As so described, the plaintiffs’ claim based on the implied covenant of good faith and fair dealing was doomed from the start. Had the plaintiffs “wanted protection from self-interested conduct by the Defendants,” VC Glasscock pointedly observed, “they could easily have drafted language requiring the Board to implement a sales process designed to achieve the highest value reasonably available for all of [the LLC’s] members.”

The more lasting lesson for practitioners of VC Glasscock’s opinion lies in its thorough explanation of the covenant’s basic principles and the factors considered by courts when applying them. Here’s a partial summary of the opinion’s salient points:

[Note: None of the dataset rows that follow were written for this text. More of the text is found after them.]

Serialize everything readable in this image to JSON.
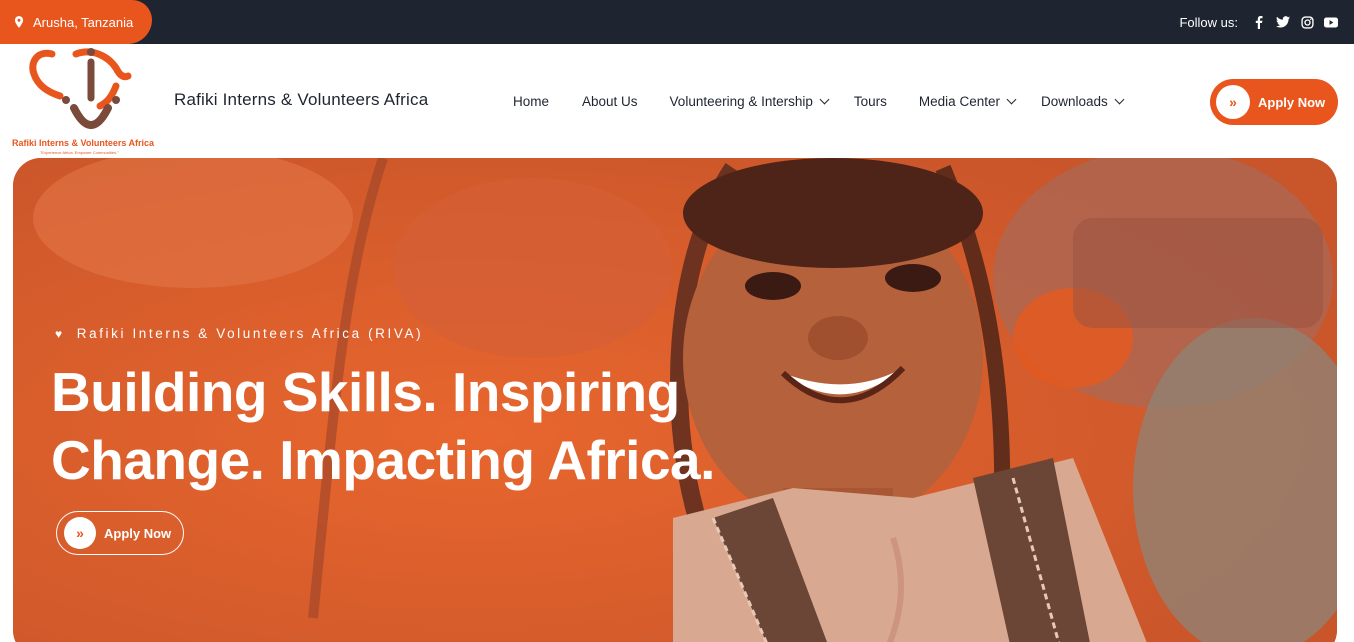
{
  "topbar": {
    "location": "Arusha, Tanzania",
    "follow_label": "Follow us:",
    "socials": [
      "facebook-icon",
      "twitter-icon",
      "instagram-icon",
      "youtube-icon"
    ]
  },
  "header": {
    "logo_brand": "Rafiki Interns & Volunteers Africa",
    "logo_tagline": "\"Experience Africa. Empower Communities.\"",
    "site_title": "Rafiki Interns & Volunteers Africa",
    "nav": [
      {
        "label": "Home",
        "dropdown": false
      },
      {
        "label": "About Us",
        "dropdown": false
      },
      {
        "label": "Volunteering & Intership",
        "dropdown": true
      },
      {
        "label": "Tours",
        "dropdown": false
      },
      {
        "label": "Media Center",
        "dropdown": true
      },
      {
        "label": "Downloads",
        "dropdown": true
      }
    ],
    "apply_label": "Apply Now"
  },
  "hero": {
    "eyebrow": "Rafiki Interns & Volunteers Africa (RIVA)",
    "headline_line1": "Building Skills. Inspiring",
    "headline_line2": "Change. Impacting Africa.",
    "apply_label": "Apply Now"
  },
  "colors": {
    "accent": "#e8561e",
    "dark": "#1f2530",
    "white": "#ffffff"
  }
}
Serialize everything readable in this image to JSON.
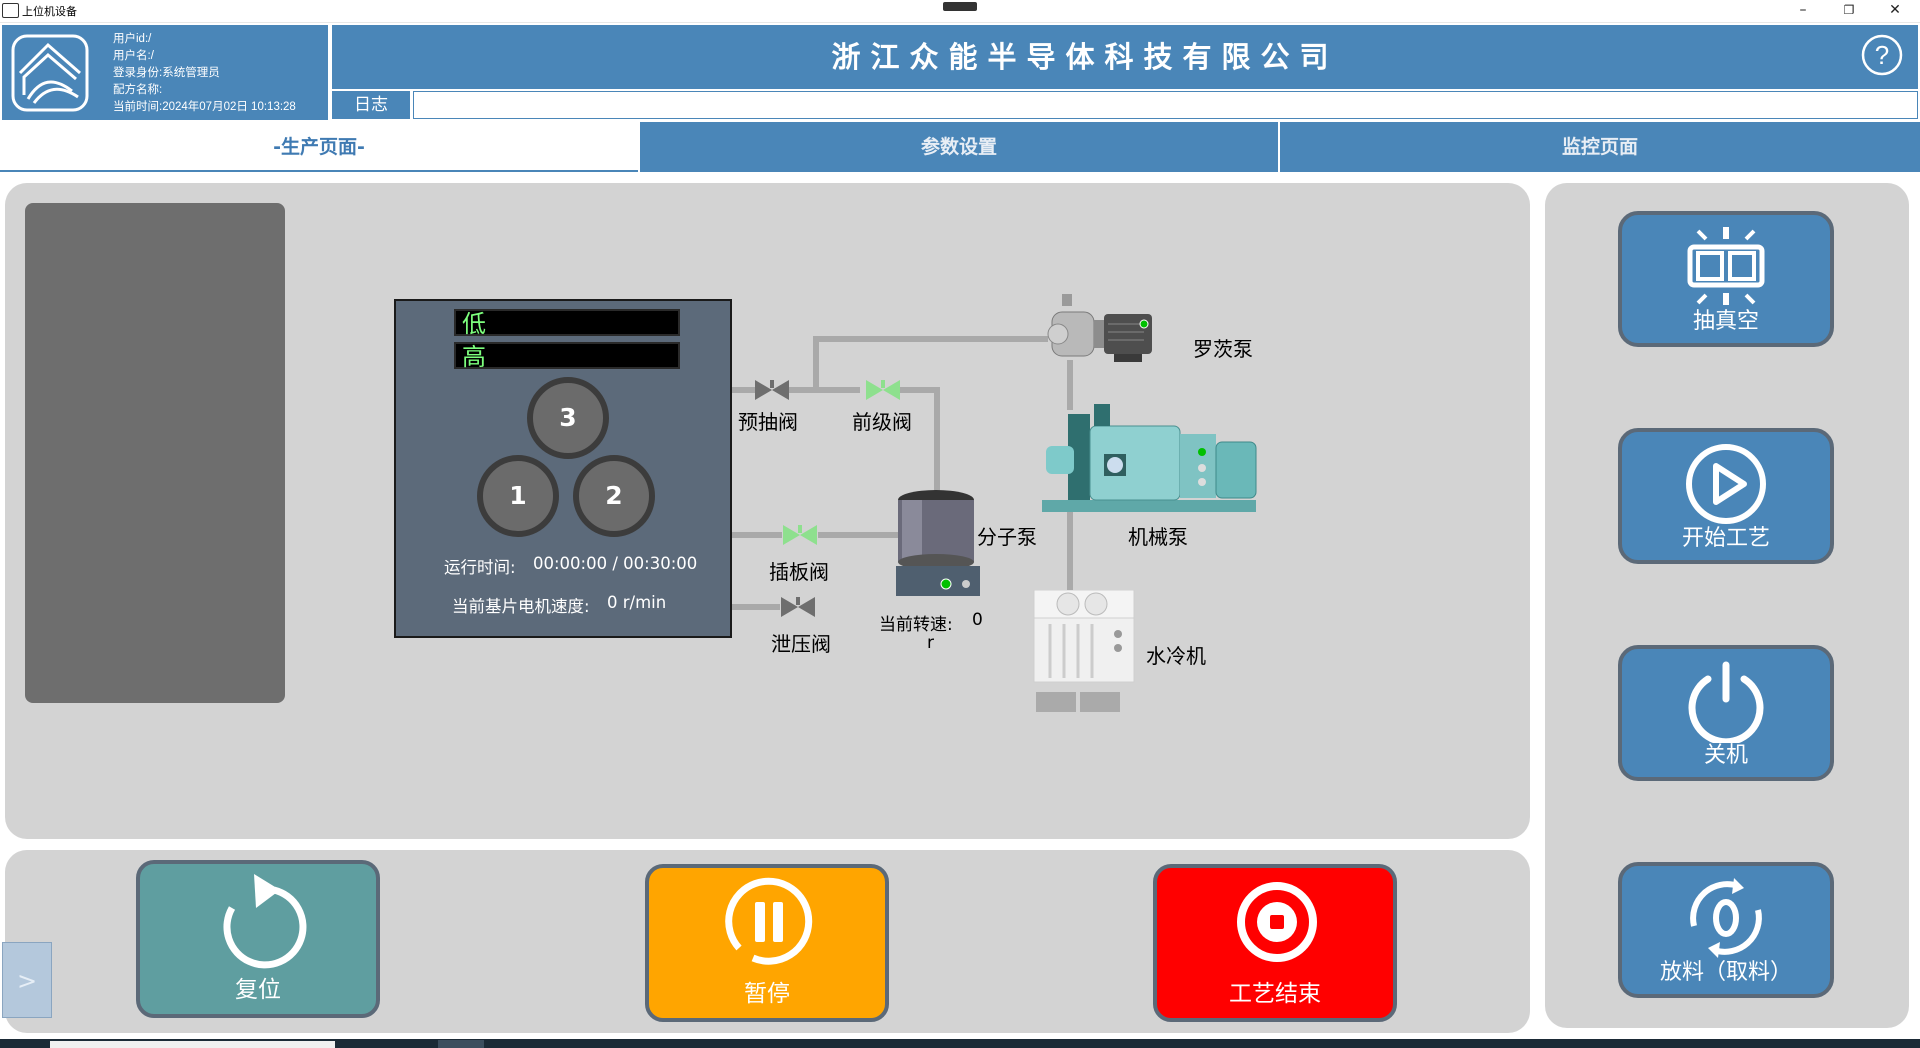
{
  "window": {
    "title": "上位机设备",
    "minimize": "–",
    "maximize": "❐",
    "close": "✕"
  },
  "user_info": {
    "user_id": "用户id:/",
    "user_name": "用户名:/",
    "role": "登录身份:系统管理员",
    "recipe": "配方名称:",
    "time": "当前时间:2024年07月02日 10:13:28"
  },
  "header": {
    "company": "浙江众能半导体科技有限公司",
    "help_icon": "question-mark-icon",
    "log_label": "日志",
    "log_value": ""
  },
  "tabs": [
    {
      "label": "-生产页面-",
      "active": true
    },
    {
      "label": "参数设置",
      "active": false
    },
    {
      "label": "监控页面",
      "active": false
    }
  ],
  "chamber": {
    "level_low": "低",
    "level_high": "高",
    "discs": [
      "3",
      "1",
      "2"
    ],
    "run_time_label": "运行时间:",
    "run_time_value": "00:00:00 / 00:30:00",
    "motor_speed_label": "当前基片电机速度:",
    "motor_speed_value": "0 r/min"
  },
  "components": {
    "roots_pump": "罗茨泵",
    "pre_pump_valve": "预抽阀",
    "foreline_valve": "前级阀",
    "mechanical_pump": "机械泵",
    "molecular_pump": "分子泵",
    "gate_valve": "插板阀",
    "vent_valve": "泄压阀",
    "current_speed_label": "当前转速:",
    "current_speed_value": "0",
    "current_speed_unit": "r",
    "water_chiller": "水冷机"
  },
  "valve_states": {
    "pre_pump_valve": "closed",
    "foreline_valve": "open",
    "gate_valve": "open",
    "vent_valve": "closed"
  },
  "colors": {
    "primary": "#4a86b8",
    "panel": "#d3d3d3",
    "valve_open": "#8ee08e",
    "valve_closed": "#6e6e6e",
    "reset": "#5f9ea0",
    "pause": "#ffa500",
    "end": "#ff0000"
  },
  "side_buttons": [
    {
      "label": "抽真空",
      "icon": "vacuum-icon"
    },
    {
      "label": "开始工艺",
      "icon": "play-icon"
    },
    {
      "label": "关机",
      "icon": "power-icon"
    },
    {
      "label": "放料（取料）",
      "icon": "discharge-icon"
    }
  ],
  "bottom_buttons": [
    {
      "label": "复位",
      "icon": "reset-icon"
    },
    {
      "label": "暂停",
      "icon": "pause-icon"
    },
    {
      "label": "工艺结束",
      "icon": "stop-icon"
    }
  ],
  "expander": ">"
}
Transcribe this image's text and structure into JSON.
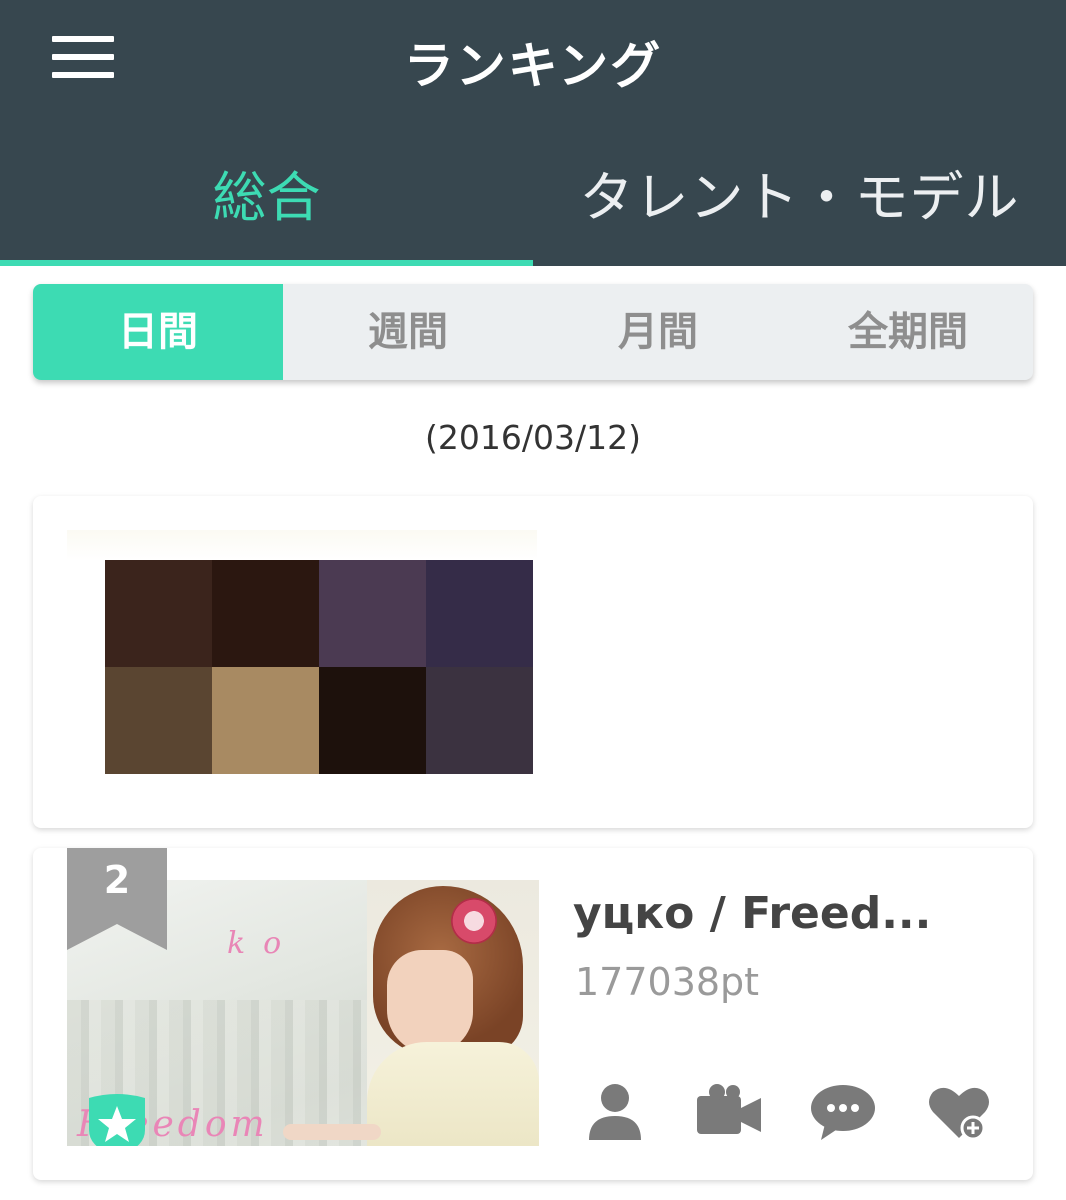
{
  "header": {
    "title": "ランキング",
    "background": "#37474f",
    "accent": "#3ddbb3"
  },
  "tabs": [
    {
      "label": "総合",
      "active": true
    },
    {
      "label": "タレント・モデル",
      "active": false
    }
  ],
  "periods": [
    {
      "label": "日間",
      "active": true
    },
    {
      "label": "週間",
      "active": false
    },
    {
      "label": "月間",
      "active": false
    },
    {
      "label": "全期間",
      "active": false
    }
  ],
  "date_label": "(2016/03/12)",
  "mosaic_colors": [
    "#3b241c",
    "#2b1710",
    "#4b3a52",
    "#352c48",
    "#5a4531",
    "#a88a62",
    "#1d110c",
    "#3b3240"
  ],
  "ranking": [
    {
      "rank": "2",
      "name": "уцко / Freed...",
      "points": "177038pt",
      "thumbnail_text": {
        "top": "ko",
        "bottom": "Freedom"
      },
      "badge_icon": "star-icon",
      "actions": [
        "profile-icon",
        "video-icon",
        "comment-icon",
        "favorite-add-icon"
      ]
    }
  ]
}
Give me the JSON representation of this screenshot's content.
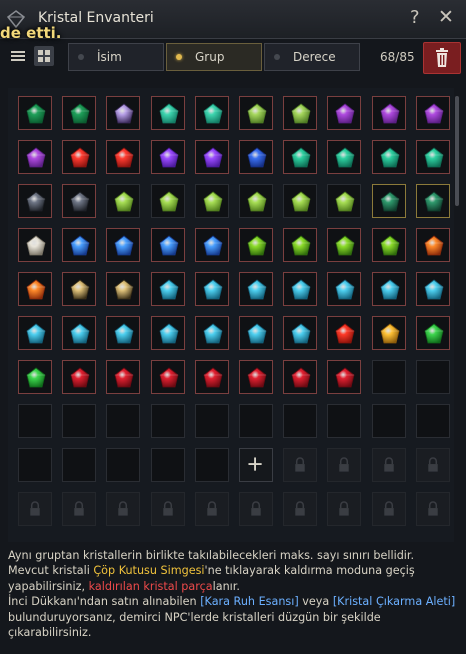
{
  "window": {
    "title": "Kristal Envanteri",
    "help_icon": "question-icon",
    "close_icon": "close-icon",
    "toast": "de etti."
  },
  "toolbar": {
    "view_modes": [
      "list-view-icon",
      "grid-view-icon"
    ],
    "sort_tabs": [
      {
        "label": "İsim",
        "active": false
      },
      {
        "label": "Grup",
        "active": true
      },
      {
        "label": "Derece",
        "active": false
      }
    ],
    "count": "68/85",
    "trash_icon": "trash-icon"
  },
  "grid": {
    "columns": 10,
    "rows": [
      [
        "emerald-green",
        "emerald-green",
        "shard-violet",
        "gem-aqua",
        "gem-aqua",
        "gem-lime",
        "gem-lime",
        "amethyst-purple",
        "amethyst-purple",
        "amethyst-purple"
      ],
      [
        "amethyst-purple",
        "ruby-red",
        "ruby-red",
        "crystal-violet",
        "crystal-violet",
        "sapphire-blue",
        "emerald-teal",
        "emerald-teal",
        "emerald-teal",
        "emerald-teal"
      ],
      [
        "egg-black",
        "egg-black",
        "peridot-lime",
        "peridot-lime",
        "peridot-lime",
        "peridot-lime",
        "peridot-lime",
        "peridot-lime",
        "emerald-dark",
        "emerald-dark"
      ],
      [
        "cube-white",
        "flare-blue",
        "flare-blue",
        "flare-blue",
        "flare-blue",
        "flare-green",
        "flare-green",
        "flare-green",
        "flare-green",
        "flame-orange"
      ],
      [
        "flame-orange",
        "swirl-gold",
        "swirl-gold",
        "drop-cyan",
        "drop-cyan",
        "drop-cyan",
        "drop-cyan",
        "drop-cyan",
        "drop-cyan",
        "drop-cyan"
      ],
      [
        "drop-cyan",
        "drop-cyan",
        "drop-cyan",
        "drop-cyan",
        "drop-cyan",
        "drop-cyan",
        "drop-cyan",
        "orb-red",
        "orb-gold",
        "gem-green"
      ],
      [
        "gem-green",
        "garnet-red",
        "garnet-red",
        "garnet-red",
        "garnet-red",
        "garnet-red",
        "garnet-red",
        "garnet-red",
        "empty",
        "empty"
      ],
      [
        "empty",
        "empty",
        "empty",
        "empty",
        "empty",
        "empty",
        "empty",
        "empty",
        "empty",
        "empty"
      ],
      [
        "empty",
        "empty",
        "empty",
        "empty",
        "empty",
        "add",
        "locked",
        "locked",
        "locked",
        "locked"
      ],
      [
        "locked",
        "locked",
        "locked",
        "locked",
        "locked",
        "locked",
        "locked",
        "locked",
        "locked",
        "locked"
      ]
    ],
    "add_icon": "plus-icon",
    "lock_icon": "lock-icon"
  },
  "footer": {
    "line1": "Aynı gruptan kristallerin birlikte takılabilecekleri maks. sayı sınırı bellidir.",
    "line2_a": "Mevcut kristali ",
    "line2_b": "Çöp Kutusu Simgesi",
    "line2_c": "'ne tıklayarak kaldırma moduna geçiş yapabilirsiniz, ",
    "line2_d": "kaldırılan kristal parça",
    "line2_e": "lanır.",
    "line3_a": "İnci Dükkanı'ndan satın alınabilen ",
    "line3_b": "[Kara Ruh Esansı]",
    "line3_c": " veya ",
    "line3_d": "[Kristal Çıkarma Aleti]",
    "line3_e": " bulunduruyorsanız, demirci NPC'lerde kristalleri düzgün bir şekilde çıkarabilirsiniz."
  },
  "colors": {
    "highlight_yellow": "#f0c23c",
    "highlight_red": "#ec4a4a",
    "highlight_blue": "#6cb0ff",
    "accent_gold": "#e1b94e"
  }
}
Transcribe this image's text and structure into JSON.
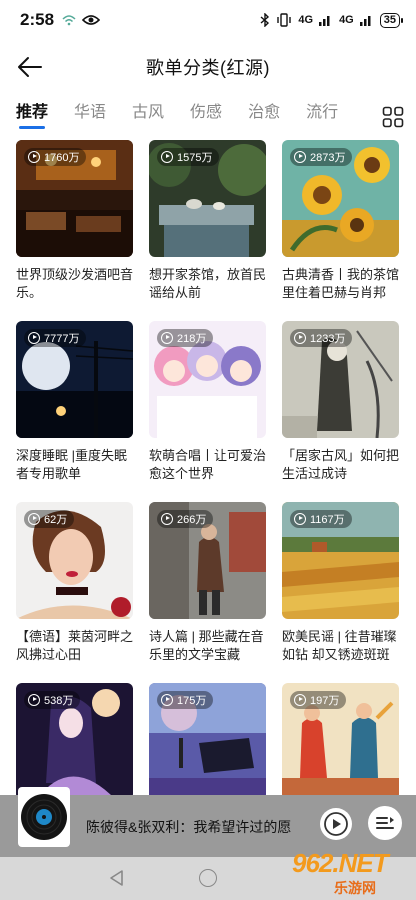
{
  "status": {
    "time": "2:58",
    "net1": "4G",
    "net2": "4G",
    "battery": "35"
  },
  "header": {
    "title": "歌单分类(红源)"
  },
  "tabs": [
    {
      "label": "推荐",
      "active": true
    },
    {
      "label": "华语",
      "active": false
    },
    {
      "label": "古风",
      "active": false
    },
    {
      "label": "伤感",
      "active": false
    },
    {
      "label": "治愈",
      "active": false
    },
    {
      "label": "流行",
      "active": false
    }
  ],
  "playlists": [
    {
      "count": "1760万",
      "title": "世界顶级沙发酒吧音乐。",
      "cover": "bar"
    },
    {
      "count": "1575万",
      "title": "想开家茶馆，放首民谣给从前",
      "cover": "teahouse"
    },
    {
      "count": "2873万",
      "title": "古典清香丨我的茶馆里住着巴赫与肖邦",
      "cover": "sunflower"
    },
    {
      "count": "7777万",
      "title": "深度睡眠 |重度失眠者专用歌单",
      "cover": "night"
    },
    {
      "count": "218万",
      "title": "软萌合唱丨让可爱治愈这个世界",
      "cover": "anime"
    },
    {
      "count": "1233万",
      "title": "「居家古风」如何把生活过成诗",
      "cover": "ink"
    },
    {
      "count": "62万",
      "title": "【德语】莱茵河畔之风拂过心田",
      "cover": "portrait"
    },
    {
      "count": "266万",
      "title": "诗人篇 | 那些藏在音乐里的文学宝藏",
      "cover": "street"
    },
    {
      "count": "1167万",
      "title": "欧美民谣 | 往昔璀璨如钻 却又锈迹斑斑",
      "cover": "field"
    },
    {
      "count": "538万",
      "title": "",
      "cover": "purplegirl"
    },
    {
      "count": "175万",
      "title": "",
      "cover": "piano"
    },
    {
      "count": "197万",
      "title": "",
      "cover": "dancers"
    }
  ],
  "player": {
    "song": "陈彼得&张双利：我希望许过的愿"
  },
  "watermark": {
    "big": "962.NET",
    "small": "乐游网"
  },
  "colors": {
    "accent": "#1b6fe6",
    "player_bg": "#9a9a9a",
    "navbar_bg": "#d8d8d8"
  }
}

  • Delaware’s LLC Act permits parties to eliminate fiduciary duties in the LLC agreement, but, in Section 1101 (c), prohibits elimination of the implied contractual covenant of good faith and fair dealing which “inheres in every contract governed by Delaware law.”
  • The elements of an implied covenant claim are those of a breach of contract claim: a specific implied contractual obligation, a breach of that obligation by the defendant, and resulting damage to the plaintiff.
  • The implied covenant applies only when one party proves that the other party has acted arbitrarily or unreasonably, thereby frustrating the fruits of the bargain that the asserting party reasonably expected.
  • A party’s reasonable expectations are measured as of the time of contracting, and any implied terms must address developments or contractual gaps that the asserting party pleads neither party anticipated.
  • Courts will not rewrite a contract simply because a party subsequently wishes it had gotten a better deal.
  • The implied covenant does not “establish a free-floating requirement that a party act in some morally commendable sense” and the court “does not derive implied obligations from its own notions of justice or fairness.”
  • Fair dealing “does not imply equitable behavior.” The term “fair” is “something of a misnomer” and simply means actions consonant “with the terms of the parties’ agreement and its purpose.”
  • “The first step in evaluating an implied covenant claim is to determine whether the contract in fact contains a gap that must be filled.” The covenant “cannot be used to circumvent the parties’ bargain.”
  • If the contract does not directly address the matter, the court “must then consider whether implied contractual terms fill the gap” by asking “whether it is clear from what was expressly agreed upon that the parties who negotiated the express terms of the contract would have agreed to proscribe the act later complained of as a breach of the implied covenant of good faith — had they thought to negotiate with respect to that matter.”
  • The implied covenant “operates only in the narrow band of cases where the contract as a whole speaks sufficiently to suggest an obligation and point to a result, but does not speak directly enough to provide an explicit answer.”

Now that we know what the implied covenant is and isn’t about, does anyone have a better name for it?